Lemon (Kathryn Pogson) is a neurotic young Englishwoman who sits in her London flat reading about the Nazis, whom she admires, and musing over her childhood, which was dominated by Aunt Dan (Linda Hunt), a slightly sinister friend of her parents. Aunt Dan, it turns out, is crazy, but crazy in the way some people are at cocktail parties; she is able to find a plausible argument for almost any evil that governments commit, and she has turned Lemon into her philosophical clone. "Lemon presents the justification for pure selfishness," says Shawn, "even for sadistic murder. The question is raised: To what extent have we already accepted these justifications? I intentionally set out to leave the audience frustrated and unsatisfied."

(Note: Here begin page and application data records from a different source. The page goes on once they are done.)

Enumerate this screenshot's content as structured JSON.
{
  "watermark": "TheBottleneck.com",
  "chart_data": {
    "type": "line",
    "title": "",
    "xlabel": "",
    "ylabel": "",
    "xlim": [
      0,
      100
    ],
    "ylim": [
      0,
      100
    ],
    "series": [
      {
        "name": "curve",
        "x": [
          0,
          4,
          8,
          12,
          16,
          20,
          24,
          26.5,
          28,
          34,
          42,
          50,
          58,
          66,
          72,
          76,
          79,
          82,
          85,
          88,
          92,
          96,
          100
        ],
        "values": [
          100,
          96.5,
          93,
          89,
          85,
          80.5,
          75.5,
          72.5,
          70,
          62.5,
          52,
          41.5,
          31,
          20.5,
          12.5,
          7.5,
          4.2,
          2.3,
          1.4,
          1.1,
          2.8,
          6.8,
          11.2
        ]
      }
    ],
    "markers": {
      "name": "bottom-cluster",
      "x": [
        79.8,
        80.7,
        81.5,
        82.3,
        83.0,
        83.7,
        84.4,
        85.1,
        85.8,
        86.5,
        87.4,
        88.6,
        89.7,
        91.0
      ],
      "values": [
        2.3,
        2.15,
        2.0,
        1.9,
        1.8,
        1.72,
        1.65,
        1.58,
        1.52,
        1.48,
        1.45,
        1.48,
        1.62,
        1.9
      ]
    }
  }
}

The son of William Shawn, the editor of The New Yorker--and a man famous for his almost mandarin courtesy--young Wally was raised in a cocoon of kindness where such selfishness was unthinkable. Only when he was sent away to summer camp did he learn the awful truth about the rest of humanity. He has never recovered from the shock. "The counselors were very rough and occasionally sadistic. Once, when they were annoyed with a boy, they actually suggested that we beat him up! The whole world turned out to be like that camp. I still can't get over it, and writing, for me, is a way of trying to make sense of this world I'm surprised to find myself in."